Fixing Blocked Drains In A Hurry

Most waste water runs into a gulley with a trap which can be lifted out. If this is cleared frequently it is unlikely that the drain can become blocked from that source. Lavatory pans connect direct to the drains. If a lavatory does not empty, first try freeing it with a plunger in the same way as described for a sink. All drainage systems have manholes over collecting channels, with the one nearest the house being at the highest point. This is the first one to examine if there is a blockage.

If there is liquid in the first manhole, the blockage is further on. If it is clear, the blockage is between it and the house. Start clearing from the manhole without liquid. Superficial clearing can be done with a rod, such as a length of cane, but for more than this a set of drain-clearing rods should be hired. They are flexible and have screwed joints, so that a considerable length can be built up. A cork-screw head or a plunger can be fitted at the end. Block the outlet at a manhole, so that whatever is removed from one pipe cannot go on through another.

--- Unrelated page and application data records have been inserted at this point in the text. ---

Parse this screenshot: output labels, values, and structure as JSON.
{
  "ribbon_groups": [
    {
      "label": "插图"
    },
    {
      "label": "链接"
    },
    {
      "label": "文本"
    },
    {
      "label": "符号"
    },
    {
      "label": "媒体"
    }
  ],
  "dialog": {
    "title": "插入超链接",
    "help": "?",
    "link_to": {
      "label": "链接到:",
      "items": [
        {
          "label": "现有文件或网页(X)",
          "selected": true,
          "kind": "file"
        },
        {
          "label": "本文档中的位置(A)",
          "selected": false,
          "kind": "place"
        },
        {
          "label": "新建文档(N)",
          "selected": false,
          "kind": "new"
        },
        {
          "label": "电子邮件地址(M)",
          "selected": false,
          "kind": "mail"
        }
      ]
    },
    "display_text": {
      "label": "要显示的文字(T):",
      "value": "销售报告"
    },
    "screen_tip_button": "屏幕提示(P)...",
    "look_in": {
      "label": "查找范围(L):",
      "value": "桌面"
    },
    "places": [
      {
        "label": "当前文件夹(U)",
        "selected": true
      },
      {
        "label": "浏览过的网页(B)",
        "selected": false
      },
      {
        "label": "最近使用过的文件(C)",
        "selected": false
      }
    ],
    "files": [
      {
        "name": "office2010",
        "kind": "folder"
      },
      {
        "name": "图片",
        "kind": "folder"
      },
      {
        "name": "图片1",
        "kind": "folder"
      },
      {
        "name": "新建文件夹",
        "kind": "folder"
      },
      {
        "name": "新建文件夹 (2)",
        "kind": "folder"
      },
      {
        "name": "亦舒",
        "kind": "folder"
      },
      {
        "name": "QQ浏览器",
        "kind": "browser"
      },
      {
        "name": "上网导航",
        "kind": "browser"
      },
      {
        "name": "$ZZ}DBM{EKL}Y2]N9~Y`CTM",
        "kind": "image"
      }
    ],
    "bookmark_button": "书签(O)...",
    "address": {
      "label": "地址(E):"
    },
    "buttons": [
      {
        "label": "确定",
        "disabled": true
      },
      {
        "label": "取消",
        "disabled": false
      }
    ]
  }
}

Use the corkscrew end to get into the obstruction and pull it out, scooping out the rubbish as it comes through. Follow with the plunger end and run water through to check clearance. While you have the rods, clear any other drains running into the manhole. Poke away dirt and grease from around the manhole rim and clean the cover. Put a small amount of grease around the rim to trap smells. Chisel or a chopping knife, which is a straight-bladed knife with a thick back for hammering. There will be sprigs (headless nails) which held the glass in a wooden frame. Pull them out with pincers. In a metal frame there will be spring clips to remove. Make sure all old putty is cut out and the rebates are level and clean.

Have the glass cut so that it is an easy fit. It should not have to be forced in. Buy the glass of the same thickness as that removed, but if this is not known, most house windows can be 3 mm or 4 mm. Putty will soon become denatured and fall out if put on to bare wood. Paint the rebate, using an oil paint for wood or an aluminium-based paint on metal.

If you need putty for metal frames, ask for metal-casement putty, as ordinary putty does not bond to metal. Mould the putty in your hands until it becomes pliable and you cannot feel any lumps. It should be possible to roll it smoothly into long cylinders. Press the putty into the rebates all round, judging a sufficient thickness to bed the glass in,